**Aim of the task**
Nothing but the records beneath, reproduced exactly, should appear in the answer.

**Available data**
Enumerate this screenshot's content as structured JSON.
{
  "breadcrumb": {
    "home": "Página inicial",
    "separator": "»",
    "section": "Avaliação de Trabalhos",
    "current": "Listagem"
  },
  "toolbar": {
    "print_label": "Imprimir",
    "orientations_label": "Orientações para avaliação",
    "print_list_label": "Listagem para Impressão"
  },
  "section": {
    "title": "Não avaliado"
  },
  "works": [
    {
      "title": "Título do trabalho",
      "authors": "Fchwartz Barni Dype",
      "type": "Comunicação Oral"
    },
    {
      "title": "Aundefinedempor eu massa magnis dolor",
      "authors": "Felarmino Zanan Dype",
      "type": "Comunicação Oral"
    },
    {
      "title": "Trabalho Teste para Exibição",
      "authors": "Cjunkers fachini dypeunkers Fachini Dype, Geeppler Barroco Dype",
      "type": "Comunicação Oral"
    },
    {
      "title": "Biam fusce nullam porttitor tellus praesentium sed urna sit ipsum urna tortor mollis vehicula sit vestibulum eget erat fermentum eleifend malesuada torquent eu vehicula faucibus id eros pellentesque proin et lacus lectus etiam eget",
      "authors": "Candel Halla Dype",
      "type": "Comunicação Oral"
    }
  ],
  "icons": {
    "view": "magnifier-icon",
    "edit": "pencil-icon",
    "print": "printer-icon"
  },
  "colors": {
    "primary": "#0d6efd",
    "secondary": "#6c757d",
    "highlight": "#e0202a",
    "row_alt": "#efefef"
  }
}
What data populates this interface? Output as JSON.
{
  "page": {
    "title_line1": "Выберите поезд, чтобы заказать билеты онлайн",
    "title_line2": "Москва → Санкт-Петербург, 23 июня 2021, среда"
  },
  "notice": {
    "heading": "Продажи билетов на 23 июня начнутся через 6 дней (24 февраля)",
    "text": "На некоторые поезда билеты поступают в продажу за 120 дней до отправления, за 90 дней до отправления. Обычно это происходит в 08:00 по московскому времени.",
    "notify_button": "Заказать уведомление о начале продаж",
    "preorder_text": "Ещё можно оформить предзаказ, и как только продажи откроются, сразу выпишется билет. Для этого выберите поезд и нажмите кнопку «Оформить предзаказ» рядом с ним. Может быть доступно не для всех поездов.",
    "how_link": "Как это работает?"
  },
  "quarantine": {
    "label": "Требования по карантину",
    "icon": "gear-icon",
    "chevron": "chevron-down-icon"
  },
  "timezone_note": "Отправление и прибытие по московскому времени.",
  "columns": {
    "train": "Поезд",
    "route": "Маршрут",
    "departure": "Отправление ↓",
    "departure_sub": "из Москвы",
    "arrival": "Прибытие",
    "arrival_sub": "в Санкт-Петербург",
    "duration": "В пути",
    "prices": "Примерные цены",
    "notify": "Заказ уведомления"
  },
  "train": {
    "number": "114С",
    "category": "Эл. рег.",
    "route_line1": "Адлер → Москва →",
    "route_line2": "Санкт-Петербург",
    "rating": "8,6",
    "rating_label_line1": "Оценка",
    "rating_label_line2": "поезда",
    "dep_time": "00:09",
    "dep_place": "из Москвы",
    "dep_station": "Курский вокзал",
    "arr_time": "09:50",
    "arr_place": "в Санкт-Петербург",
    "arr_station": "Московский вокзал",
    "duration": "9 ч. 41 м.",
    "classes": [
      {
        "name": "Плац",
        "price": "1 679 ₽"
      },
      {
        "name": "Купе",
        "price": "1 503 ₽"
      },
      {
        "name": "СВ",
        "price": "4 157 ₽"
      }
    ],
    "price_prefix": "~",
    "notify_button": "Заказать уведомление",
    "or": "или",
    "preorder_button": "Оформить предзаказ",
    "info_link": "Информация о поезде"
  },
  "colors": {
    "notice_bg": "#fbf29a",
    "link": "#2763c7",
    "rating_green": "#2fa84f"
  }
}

**Result of the exercise**
Enumerate this screenshot's content as structured JSON.
{
  "breadcrumb": {
    "home": "Página inicial",
    "separator": "»",
    "section": "Avaliação de Trabalhos",
    "current": "Listagem"
  },
  "toolbar": {
    "print_label": "Imprimir",
    "orientations_label": "Orientações para avaliação",
    "print_list_label": "Listagem para Impressão"
  },
  "section": {
    "title": "Não avaliado"
  },
  "works": [
    {
      "title": "Título do trabalho",
      "authors": "Fchwartz Barni Dype",
      "type": "Comunicação Oral"
    },
    {
      "title": "Aundefinedempor eu massa magnis dolor",
      "authors": "Felarmino Zanan Dype",
      "type": "Comunicação Oral"
    },
    {
      "title": "Trabalho Teste para Exibição",
      "authors": "Cjunkers fachini dypeunkers Fachini Dype, Geeppler Barroco Dype",
      "type": "Comunicação Oral"
    },
    {
      "title": "Biam fusce nullam porttitor tellus praesentium sed urna sit ipsum urna tortor mollis vehicula sit vestibulum eget erat fermentum eleifend malesuada torquent eu vehicula faucibus id eros pellentesque proin et lacus lectus etiam eget",
      "authors": "Candel Halla Dype",
      "type": "Comunicação Oral"
    }
  ],
  "icons": {
    "view": "magnifier-icon",
    "edit": "pencil-icon",
    "print": "printer-icon"
  },
  "colors": {
    "primary": "#0d6efd",
    "secondary": "#6c757d",
    "highlight": "#e0202a",
    "row_alt": "#efefef"
  }
}
What data populates this interface? Output as JSON.
{
  "page": {
    "title_line1": "Выберите поезд, чтобы заказать билеты онлайн",
    "title_line2": "Москва → Санкт-Петербург, 23 июня 2021, среда"
  },
  "notice": {
    "heading": "Продажи билетов на 23 июня начнутся через 6 дней (24 февраля)",
    "text": "На некоторые поезда билеты поступают в продажу за 120 дней до отправления, за 90 дней до отправления. Обычно это происходит в 08:00 по московскому времени.",
    "notify_button": "Заказать уведомление о начале продаж",
    "preorder_text": "Ещё можно оформить предзаказ, и как только продажи откроются, сразу выпишется билет. Для этого выберите поезд и нажмите кнопку «Оформить предзаказ» рядом с ним. Может быть доступно не для всех поездов.",
    "how_link": "Как это работает?"
  },
  "quarantine": {
    "label": "Требования по карантину",
    "icon": "gear-icon",
    "chevron": "chevron-down-icon"
  },
  "timezone_note": "Отправление и прибытие по московскому времени.",
  "columns": {
    "train": "Поезд",
    "route": "Маршрут",
    "departure": "Отправление ↓",
    "departure_sub": "из Москвы",
    "arrival": "Прибытие",
    "arrival_sub": "в Санкт-Петербург",
    "duration": "В пути",
    "prices": "Примерные цены",
    "notify": "Заказ уведомления"
  },
  "train": {
    "number": "114С",
    "category": "Эл. рег.",
    "route_line1": "Адлер → Москва →",
    "route_line2": "Санкт-Петербург",
    "rating": "8,6",
    "rating_label_line1": "Оценка",
    "rating_label_line2": "поезда",
    "dep_time": "00:09",
    "dep_place": "из Москвы",
    "dep_station": "Курский вокзал",
    "arr_time": "09:50",
    "arr_place": "в Санкт-Петербург",
    "arr_station": "Московский вокзал",
    "duration": "9 ч. 41 м.",
    "classes": [
      {
        "name": "Плац",
        "price": "1 679 ₽"
      },
      {
        "name": "Купе",
        "price": "1 503 ₽"
      },
      {
        "name": "СВ",
        "price": "4 157 ₽"
      }
    ],
    "price_prefix": "~",
    "notify_button": "Заказать уведомление",
    "or": "или",
    "preorder_button": "Оформить предзаказ",
    "info_link": "Информация о поезде"
  },
  "colors": {
    "notice_bg": "#fbf29a",
    "link": "#2763c7",
    "rating_green": "#2fa84f"
  }
}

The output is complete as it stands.